Waiting for the flight in the Red Carpet Room I dispose of 23 e-mails. The inbox is down to 213. I call Mulligan. and push tonight’s bet to $100. His voice is a low defeated monotone. This is a wounded, desperate man. I reach for the salt and bring up the Clinton bet. Last year he gave me ten to one odds that Clinton would be defeated. Then it looked like a sure thing. Now he was staring into the void. He thought he was chipping away at that bet with the Bulls, but even that was slipping away. I twist the knife by reminding him that Harlan has an additional $10 of action on the Clinton Bet. I feel much better after the call and clear the next standby flight.
Harlan meets me at the gate. He is taking pictures and says we will have to document this on the Web. The United terminal is plastered with Bulls paraphernalia. Everyone is wearing the stuff. I mean that literally, EVERY SINGLE PERSON IN THE UNITED TERMINAL WITHOUT A SINGLE EXCEPTION IS WEARING BULLS STUFF. Really. Outside it is a gray and misty 69 degrees. Every Billboard on the highway is about the Bulls. I MEAN EVERY SINGLE BILLBOARD WITHOUT A SINGLE EXCEPTION BETWEEN O'HARE AND THE UNITED CENTER IS ABOUT THE BULLS. The buzzing in my head explodes into the Bulls theme. I cannot get it out of my mind, nor do I want to. The theme seems to get louder and as we approach the Center, random weirdness begins to break into the reality field. A limo races by with a woman hanging out of the sunroof. Ira Glass is on the radio explaining how relationship problems in Chicago are resolved by using a Chicago Bulls metaphor: “You see darling, you are Phil Jackson and I am Dennis Rodman. You ground me so that I may soar. ” I am frightened because I understand exactly what he is talking about.
The eye of the hurricane. The United Center. A suburban fortress in a neighborhood of desolation. We circumnavigate the Center, pay homage at The Statue and go in. The strained reality field shatters into a million splintered images. We are in the Zone. Take a free Bulls towels. Take a free “Space Jam” hat. Buy a program. Elvis impersonators on stilts are singing “The Battle Hymn of the Republic.” I inhale an Italian beef sandwich piled high with hot peppers and quaff an Old-Style beer. We check out the paraphernalia concessions. “No, we don’t have the Rodman Tattoo shirts - He sued the guy making them.” Find the seats. Not bad, full view of the court. My portable phone rings. It is Mulligan. He wants out of the bet. No way. Harlan grabs the phone and they talk for a while.They agree to increase his Clinton bet to $100 at five to one odds. More beer. We discuss the problem of the Luvbabulls and conclude the solution is less clothing. The players are on the court and warming up. We drink more beer.

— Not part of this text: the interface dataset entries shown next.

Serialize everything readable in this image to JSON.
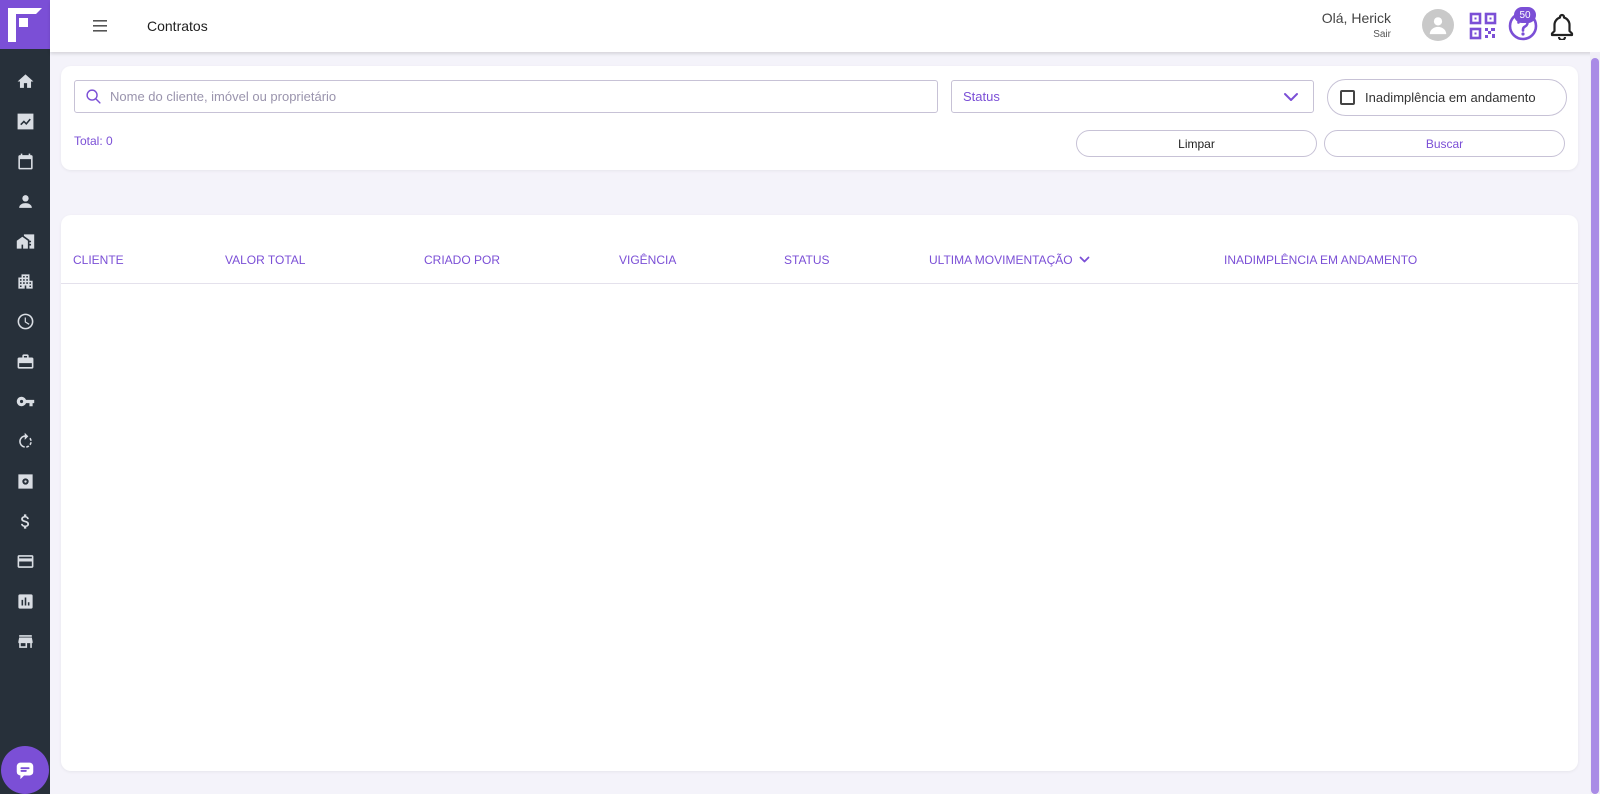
{
  "header": {
    "title": "Contratos",
    "greeting": "Olá, Herick",
    "logout": "Sair",
    "notifications_count": "50"
  },
  "sidebar": {
    "items": [
      {
        "icon": "home-icon"
      },
      {
        "icon": "trending-icon"
      },
      {
        "icon": "calendar-icon"
      },
      {
        "icon": "person-icon"
      },
      {
        "icon": "building-icon"
      },
      {
        "icon": "apartment-icon"
      },
      {
        "icon": "clock-icon"
      },
      {
        "icon": "briefcase-icon"
      },
      {
        "icon": "key-icon"
      },
      {
        "icon": "rotate-icon"
      },
      {
        "icon": "safe-icon"
      },
      {
        "icon": "dollar-icon"
      },
      {
        "icon": "credit-card-icon"
      },
      {
        "icon": "bar-chart-icon"
      },
      {
        "icon": "store-icon"
      }
    ]
  },
  "filters": {
    "search_placeholder": "Nome do cliente, imóvel ou proprietário",
    "status_placeholder": "Status",
    "delinquency_checkbox_label": "Inadimplência em andamento",
    "total_label": "Total: 0",
    "clear_label": "Limpar",
    "search_label": "Buscar"
  },
  "table": {
    "columns": [
      "CLIENTE",
      "VALOR TOTAL",
      "CRIADO POR",
      "VIGÊNCIA",
      "STATUS",
      "ULTIMA MOVIMENTAÇÃO",
      "INADIMPLÊNCIA EM ANDAMENTO"
    ],
    "rows": []
  },
  "colors": {
    "accent": "#7b4fd6",
    "sidebar_bg": "#27303a",
    "page_bg": "#f4f3fa"
  }
}
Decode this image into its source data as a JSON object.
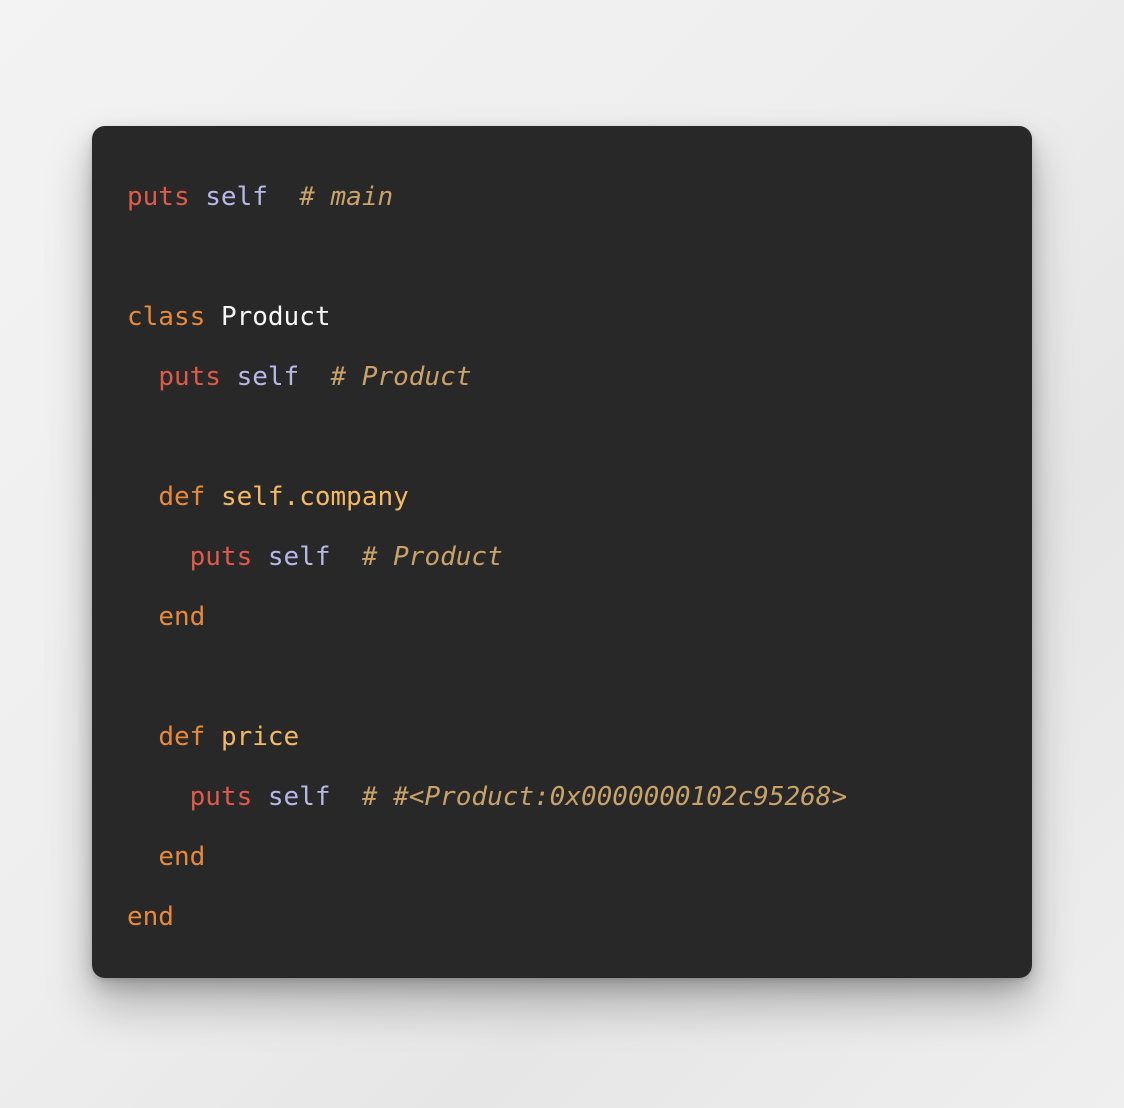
{
  "window": {
    "background_color": "#eeeeee",
    "card_background_color": "#282828"
  },
  "palette": {
    "keyword": "#e8893a",
    "method_call": "#e05a4a",
    "self_keyword": "#b8b8e8",
    "constant": "#f7f7f7",
    "def_name": "#f5b963",
    "comment": "#c9a26a",
    "plain": "#d8d8d8"
  },
  "code": {
    "language": "ruby",
    "full_text": "puts self  # main\n\nclass Product\n  puts self  # Product\n\n  def self.company\n    puts self  # Product\n  end\n\n  def price\n    puts self  # #<Product:0x0000000102c95268>\n  end\nend",
    "lines": [
      {
        "indent": "",
        "tokens": [
          {
            "type": "method_call",
            "text": "puts"
          },
          {
            "type": "plain",
            "text": " "
          },
          {
            "type": "self_keyword",
            "text": "self"
          },
          {
            "type": "plain",
            "text": "  "
          },
          {
            "type": "comment",
            "text": "# main"
          }
        ]
      },
      {
        "indent": "",
        "tokens": []
      },
      {
        "indent": "",
        "tokens": [
          {
            "type": "keyword",
            "text": "class"
          },
          {
            "type": "plain",
            "text": " "
          },
          {
            "type": "constant",
            "text": "Product"
          }
        ]
      },
      {
        "indent": "  ",
        "tokens": [
          {
            "type": "method_call",
            "text": "puts"
          },
          {
            "type": "plain",
            "text": " "
          },
          {
            "type": "self_keyword",
            "text": "self"
          },
          {
            "type": "plain",
            "text": "  "
          },
          {
            "type": "comment",
            "text": "# Product"
          }
        ]
      },
      {
        "indent": "",
        "tokens": []
      },
      {
        "indent": "  ",
        "tokens": [
          {
            "type": "keyword",
            "text": "def"
          },
          {
            "type": "plain",
            "text": " "
          },
          {
            "type": "def_name",
            "text": "self.company"
          }
        ]
      },
      {
        "indent": "    ",
        "tokens": [
          {
            "type": "method_call",
            "text": "puts"
          },
          {
            "type": "plain",
            "text": " "
          },
          {
            "type": "self_keyword",
            "text": "self"
          },
          {
            "type": "plain",
            "text": "  "
          },
          {
            "type": "comment",
            "text": "# Product"
          }
        ]
      },
      {
        "indent": "  ",
        "tokens": [
          {
            "type": "keyword",
            "text": "end"
          }
        ]
      },
      {
        "indent": "",
        "tokens": []
      },
      {
        "indent": "  ",
        "tokens": [
          {
            "type": "keyword",
            "text": "def"
          },
          {
            "type": "plain",
            "text": " "
          },
          {
            "type": "def_name",
            "text": "price"
          }
        ]
      },
      {
        "indent": "    ",
        "tokens": [
          {
            "type": "method_call",
            "text": "puts"
          },
          {
            "type": "plain",
            "text": " "
          },
          {
            "type": "self_keyword",
            "text": "self"
          },
          {
            "type": "plain",
            "text": "  "
          },
          {
            "type": "comment",
            "text": "# #<Product:0x0000000102c95268>"
          }
        ]
      },
      {
        "indent": "  ",
        "tokens": [
          {
            "type": "keyword",
            "text": "end"
          }
        ]
      },
      {
        "indent": "",
        "tokens": [
          {
            "type": "keyword",
            "text": "end"
          }
        ]
      }
    ]
  }
}
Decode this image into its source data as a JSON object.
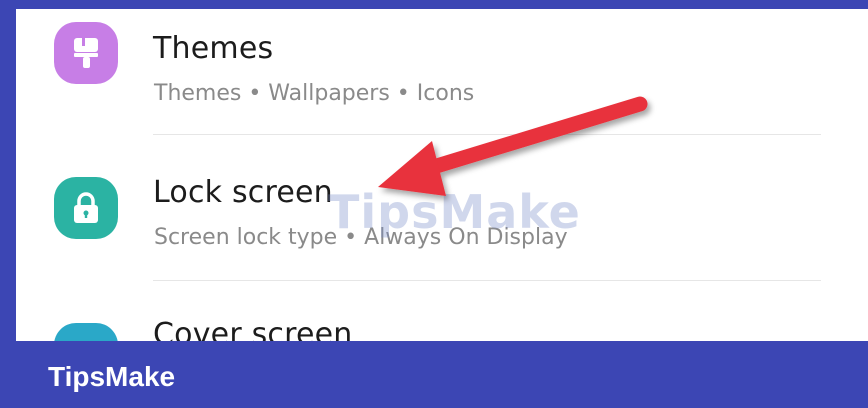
{
  "settings": {
    "items": [
      {
        "title": "Themes",
        "subtitle": "Themes  •  Wallpapers  •  Icons",
        "icon": "brush-icon",
        "icon_color": "#c77ee6"
      },
      {
        "title": "Lock screen",
        "subtitle": "Screen lock type  •  Always On Display",
        "icon": "lock-icon",
        "icon_color": "#2bb3a3"
      },
      {
        "title": "Cover screen",
        "subtitle": "",
        "icon": "cover-screen-icon",
        "icon_color": "#2aa8c8"
      }
    ]
  },
  "watermark": "TipsMake",
  "banner": {
    "text": "TipsMake"
  },
  "colors": {
    "frame": "#3c46b4",
    "arrow": "#e8333c"
  }
}
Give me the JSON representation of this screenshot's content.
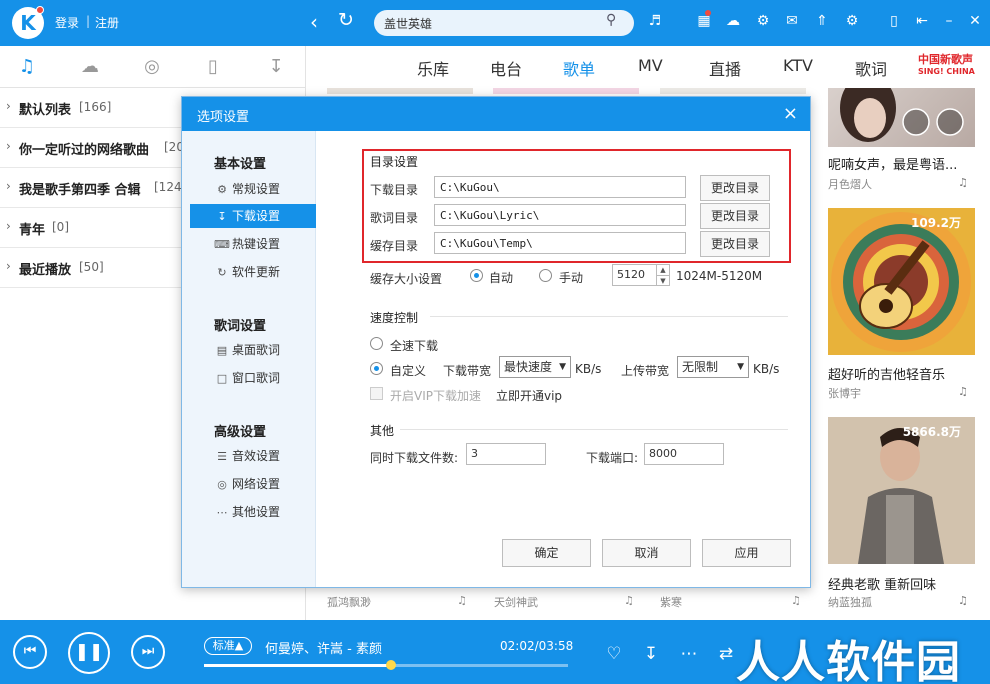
{
  "topbar": {
    "login": "登录",
    "separator": "|",
    "register": "注册",
    "search_value": "盖世英雄",
    "icons": [
      "mic-icon",
      "skin-icon",
      "cloud-icon",
      "game-icon",
      "mail-icon",
      "shirt-icon",
      "gear-icon",
      "mobile-icon",
      "minimize-mode-icon",
      "minimize-icon",
      "close-icon"
    ]
  },
  "left_tabs": [
    "music-note-icon",
    "cloud-icon",
    "radio-icon",
    "device-icon",
    "download-icon"
  ],
  "playlists": [
    {
      "name": "默认列表",
      "count": "[166]"
    },
    {
      "name": "你一定听过的网络歌曲",
      "count": "[20"
    },
    {
      "name": "我是歌手第四季 合辑",
      "count": "[124]"
    },
    {
      "name": "青年",
      "count": "[0]"
    },
    {
      "name": "最近播放",
      "count": "[50]"
    }
  ],
  "categories": [
    "乐库",
    "电台",
    "歌单",
    "MV",
    "直播",
    "KTV",
    "歌词"
  ],
  "active_category": "歌单",
  "brand_logo": {
    "line1": "中国新歌声",
    "line2": "SING! CHINA"
  },
  "cards": [
    {
      "title": "呢喃女声，最是粤语...",
      "author": "月色熠人",
      "count": ""
    },
    {
      "title": "超好听的吉他轻音乐",
      "author": "张博宇",
      "count": "109.2万"
    },
    {
      "title": "经典老歌 重新回味",
      "author": "纳蓝独孤",
      "count": "5866.8万"
    }
  ],
  "bottom_row": [
    "孤鸿飘渺",
    "天剑神武",
    "紫寒"
  ],
  "dialog": {
    "title": "选项设置",
    "close": "×",
    "side": {
      "groups": [
        {
          "label": "基本设置",
          "items": [
            {
              "label": "常规设置",
              "icon": "settings-icon"
            },
            {
              "label": "下载设置",
              "icon": "download-icon"
            },
            {
              "label": "热键设置",
              "icon": "keyboard-icon"
            },
            {
              "label": "软件更新",
              "icon": "update-icon"
            }
          ]
        },
        {
          "label": "歌词设置",
          "items": [
            {
              "label": "桌面歌词",
              "icon": "desktop-lyric-icon"
            },
            {
              "label": "窗口歌词",
              "icon": "window-lyric-icon"
            }
          ]
        },
        {
          "label": "高级设置",
          "items": [
            {
              "label": "音效设置",
              "icon": "equalizer-icon"
            },
            {
              "label": "网络设置",
              "icon": "network-icon"
            },
            {
              "label": "其他设置",
              "icon": "more-icon"
            }
          ]
        }
      ]
    },
    "dir": {
      "title": "目录设置",
      "rows": [
        {
          "label": "下载目录",
          "value": "C:\\KuGou\\",
          "button": "更改目录"
        },
        {
          "label": "歌词目录",
          "value": "C:\\KuGou\\Lyric\\",
          "button": "更改目录"
        },
        {
          "label": "缓存目录",
          "value": "C:\\KuGou\\Temp\\",
          "button": "更改目录"
        }
      ]
    },
    "cache": {
      "label": "缓存大小设置",
      "auto": "自动",
      "manual": "手动",
      "value": "5120",
      "range": "1024M-5120M"
    },
    "speed": {
      "title": "速度控制",
      "full": "全速下载",
      "custom": "自定义",
      "download_label": "下载带宽",
      "download_value": "最快速度",
      "unit1": "KB/s",
      "upload_label": "上传带宽",
      "upload_value": "无限制",
      "unit2": "KB/s",
      "vip_accel": "开启VIP下载加速",
      "vip_link": "立即开通vip"
    },
    "other": {
      "title": "其他",
      "concurrent_label": "同时下载文件数:",
      "concurrent_value": "3",
      "port_label": "下载端口:",
      "port_value": "8000"
    },
    "buttons": {
      "ok": "确定",
      "cancel": "取消",
      "apply": "应用"
    }
  },
  "player": {
    "quality": "标准▲",
    "song": "何曼婷、许嵩 - 素颜",
    "time": "02:02/03:58",
    "progress": 0.515,
    "watermark": "人人软件园"
  },
  "colors": {
    "accent": "#1591e8",
    "highlight": "#e0262b"
  }
}
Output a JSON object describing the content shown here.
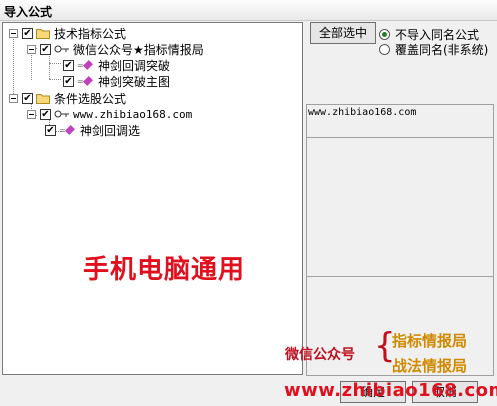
{
  "window": {
    "title": "导入公式"
  },
  "tree": {
    "nodes": [
      {
        "label": "技术指标公式"
      },
      {
        "label": "微信公众号★指标情报局"
      },
      {
        "label": "神剑回调突破"
      },
      {
        "label": "神剑突破主图"
      },
      {
        "label": "条件选股公式"
      },
      {
        "label": "www.zhibiao168.com"
      },
      {
        "label": "神剑回调选"
      }
    ],
    "checkmark": "✔"
  },
  "watermark": "手机电脑通用",
  "right": {
    "select_all": "全部选中",
    "options": [
      {
        "label": "不导入同名公式",
        "selected": true
      },
      {
        "label": "覆盖同名(非系统)",
        "selected": false
      }
    ],
    "info_text": "www.zhibiao168.com"
  },
  "buttons": {
    "ok": "确定",
    "cancel": "取消"
  },
  "ad": {
    "wechat": "微信公众号",
    "brace": "{",
    "line1": "指标情报局",
    "line2": "战法情报局",
    "url": "www.zhibiao168.com"
  },
  "colors": {
    "accent_red": "#e0101f",
    "accent_gold": "#d08a00",
    "radio_on": "#2a7a2a"
  }
}
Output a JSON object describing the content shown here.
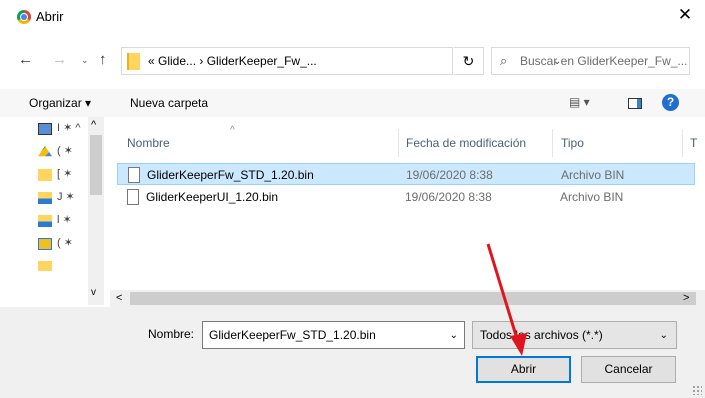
{
  "titlebar": {
    "title": "Abrir",
    "close_glyph": "✕"
  },
  "nav": {
    "back": "←",
    "forward": "→",
    "recent": "⌄",
    "up": "↑",
    "breadcrumb": "« Glide... › GliderKeeper_Fw_...",
    "dropdown": "⌄",
    "refresh": "↻",
    "search_placeholder": "Buscar en GliderKeeper_Fw_..."
  },
  "toolbar": {
    "organize_label": "Organizar ▾",
    "new_folder_label": "Nueva carpeta",
    "view_label": "▤ ▾",
    "help_label": "?"
  },
  "nav_pane": {
    "items": [
      {
        "text": "I ✶ ^",
        "icon_color": "#5a8fd6"
      },
      {
        "text": "( ✶",
        "icon_color": "#34a853"
      },
      {
        "text": "[ ✶",
        "icon_color": "#ffd45f"
      },
      {
        "text": "J ✶",
        "icon_color": "#2b7bd6"
      },
      {
        "text": "l ✶",
        "icon_color": "#2b7bd6"
      },
      {
        "text": "( ✶",
        "icon_color": "#f0c020"
      },
      {
        "text": "",
        "icon_color": "#ffd45f"
      }
    ]
  },
  "columns": {
    "name": "Nombre",
    "date": "Fecha de modificación",
    "type": "Tipo",
    "extra": "T"
  },
  "files": [
    {
      "name": "GliderKeeperFw_STD_1.20.bin",
      "date": "19/06/2020 8:38",
      "type": "Archivo BIN",
      "selected": true
    },
    {
      "name": "GliderKeeperUI_1.20.bin",
      "date": "19/06/2020 8:38",
      "type": "Archivo BIN",
      "selected": false
    }
  ],
  "bottom": {
    "name_label": "Nombre:",
    "name_value": "GliderKeeperFw_STD_1.20.bin",
    "filter_value": "Todos los archivos (*.*)",
    "open_label": "Abrir",
    "cancel_label": "Cancelar"
  },
  "annotation": {
    "arrow_color": "#e0141e"
  }
}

The lights dim. The music starts. The lasers dance. At home, on TV, the Bulls intro sequence drags on interminably. Here at the Center, it is a transcendent experience. I don’t want it to end.
The game begins.
Back-posted for historical reference.
From a contemporaneous web post in the pre-blog era.